▶ AIM OF THE EXERCISE: Count the lines below that include the word "СПОРТИВНАЯ" and write that number alone.
____ MATERIAL SUPPLIED
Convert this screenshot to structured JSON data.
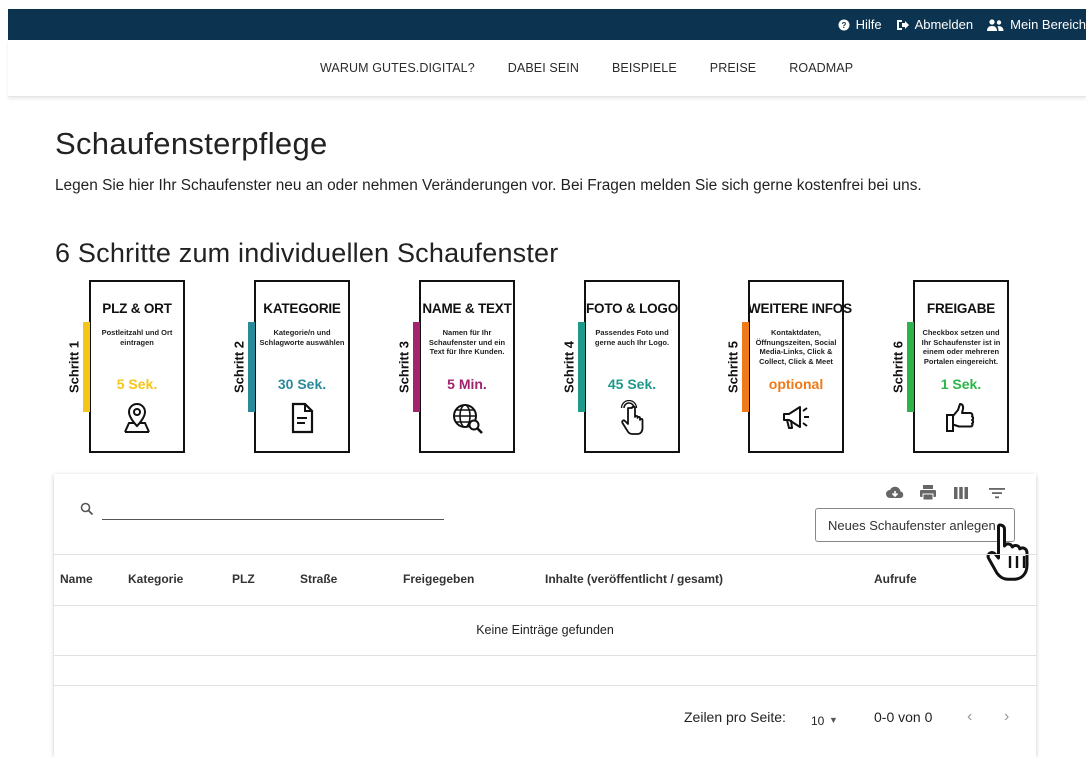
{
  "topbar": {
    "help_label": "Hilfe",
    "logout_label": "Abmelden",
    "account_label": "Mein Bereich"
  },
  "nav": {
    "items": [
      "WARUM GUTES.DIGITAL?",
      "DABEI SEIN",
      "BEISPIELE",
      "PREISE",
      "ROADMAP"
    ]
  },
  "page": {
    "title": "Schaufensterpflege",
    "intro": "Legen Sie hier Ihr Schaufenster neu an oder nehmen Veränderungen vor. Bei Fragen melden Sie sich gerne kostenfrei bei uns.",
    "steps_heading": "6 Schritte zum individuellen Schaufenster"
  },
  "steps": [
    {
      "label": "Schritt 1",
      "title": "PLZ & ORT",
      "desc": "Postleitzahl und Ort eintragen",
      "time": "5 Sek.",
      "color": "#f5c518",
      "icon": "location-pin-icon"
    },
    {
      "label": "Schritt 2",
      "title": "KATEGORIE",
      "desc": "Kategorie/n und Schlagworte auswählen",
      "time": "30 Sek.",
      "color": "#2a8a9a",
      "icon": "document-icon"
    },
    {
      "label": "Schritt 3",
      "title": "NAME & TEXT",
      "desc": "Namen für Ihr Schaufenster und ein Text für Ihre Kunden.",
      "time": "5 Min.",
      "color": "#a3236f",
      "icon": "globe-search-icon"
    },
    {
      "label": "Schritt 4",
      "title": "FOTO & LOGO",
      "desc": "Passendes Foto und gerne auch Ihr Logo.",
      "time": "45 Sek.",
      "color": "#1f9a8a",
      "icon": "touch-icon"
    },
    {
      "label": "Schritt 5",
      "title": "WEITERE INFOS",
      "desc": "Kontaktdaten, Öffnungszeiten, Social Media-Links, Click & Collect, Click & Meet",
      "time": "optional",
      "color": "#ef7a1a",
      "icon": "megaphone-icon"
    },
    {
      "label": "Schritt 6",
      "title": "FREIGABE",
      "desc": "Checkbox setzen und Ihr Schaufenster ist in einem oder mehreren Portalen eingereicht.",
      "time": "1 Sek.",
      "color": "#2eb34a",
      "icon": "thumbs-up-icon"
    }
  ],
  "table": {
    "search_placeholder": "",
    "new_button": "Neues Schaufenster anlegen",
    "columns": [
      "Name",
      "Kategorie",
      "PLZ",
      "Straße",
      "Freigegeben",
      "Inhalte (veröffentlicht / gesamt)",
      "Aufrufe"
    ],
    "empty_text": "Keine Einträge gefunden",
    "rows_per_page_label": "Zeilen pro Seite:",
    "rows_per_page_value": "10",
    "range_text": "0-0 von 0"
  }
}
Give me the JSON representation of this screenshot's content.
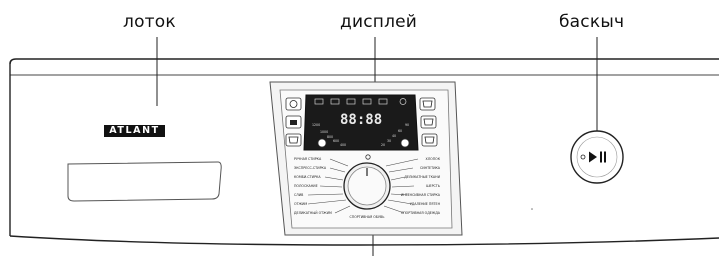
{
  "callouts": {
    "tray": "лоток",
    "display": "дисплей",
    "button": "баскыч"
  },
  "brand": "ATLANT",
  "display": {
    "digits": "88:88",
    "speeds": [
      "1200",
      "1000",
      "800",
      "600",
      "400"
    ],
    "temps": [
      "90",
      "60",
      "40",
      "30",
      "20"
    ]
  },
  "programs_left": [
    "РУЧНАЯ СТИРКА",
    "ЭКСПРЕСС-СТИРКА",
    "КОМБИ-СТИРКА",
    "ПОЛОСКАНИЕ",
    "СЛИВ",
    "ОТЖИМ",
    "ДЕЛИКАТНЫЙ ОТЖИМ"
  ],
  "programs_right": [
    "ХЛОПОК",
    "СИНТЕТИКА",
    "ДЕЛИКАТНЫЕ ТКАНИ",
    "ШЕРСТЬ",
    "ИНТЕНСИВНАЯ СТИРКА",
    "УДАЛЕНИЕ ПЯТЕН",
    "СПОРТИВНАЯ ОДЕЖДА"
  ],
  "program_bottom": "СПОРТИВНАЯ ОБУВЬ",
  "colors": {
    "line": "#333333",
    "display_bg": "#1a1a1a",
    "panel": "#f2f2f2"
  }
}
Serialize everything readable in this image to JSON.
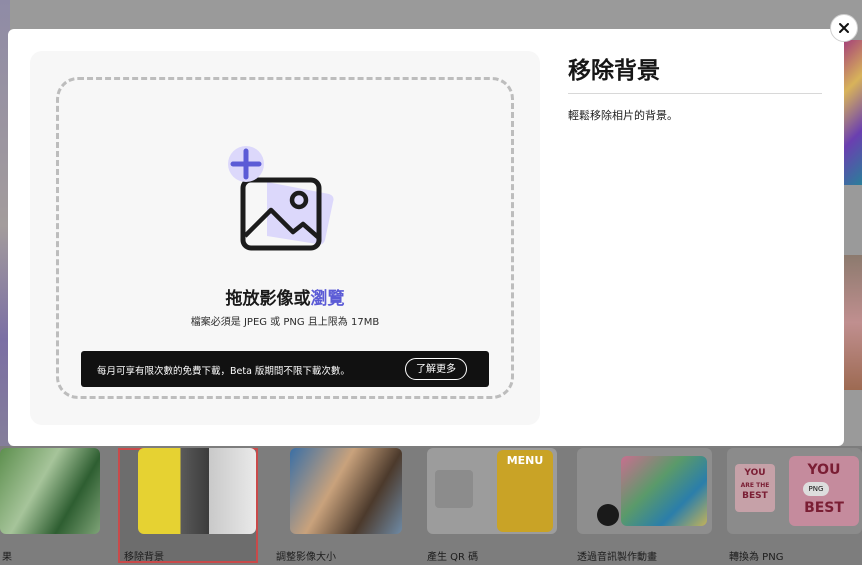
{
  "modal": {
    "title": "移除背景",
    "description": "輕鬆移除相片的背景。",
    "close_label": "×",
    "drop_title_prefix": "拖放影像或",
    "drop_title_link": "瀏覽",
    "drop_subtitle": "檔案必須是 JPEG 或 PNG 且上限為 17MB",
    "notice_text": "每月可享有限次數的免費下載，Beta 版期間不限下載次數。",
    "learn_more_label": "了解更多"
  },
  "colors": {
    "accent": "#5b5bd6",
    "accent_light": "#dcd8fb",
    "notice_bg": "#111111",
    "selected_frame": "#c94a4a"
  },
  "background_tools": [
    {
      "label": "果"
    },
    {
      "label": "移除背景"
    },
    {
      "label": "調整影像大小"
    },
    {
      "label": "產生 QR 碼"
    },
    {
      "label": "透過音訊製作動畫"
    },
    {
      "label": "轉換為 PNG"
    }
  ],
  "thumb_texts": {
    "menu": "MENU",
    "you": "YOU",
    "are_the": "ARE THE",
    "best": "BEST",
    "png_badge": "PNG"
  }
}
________
▶ ANSWER: 2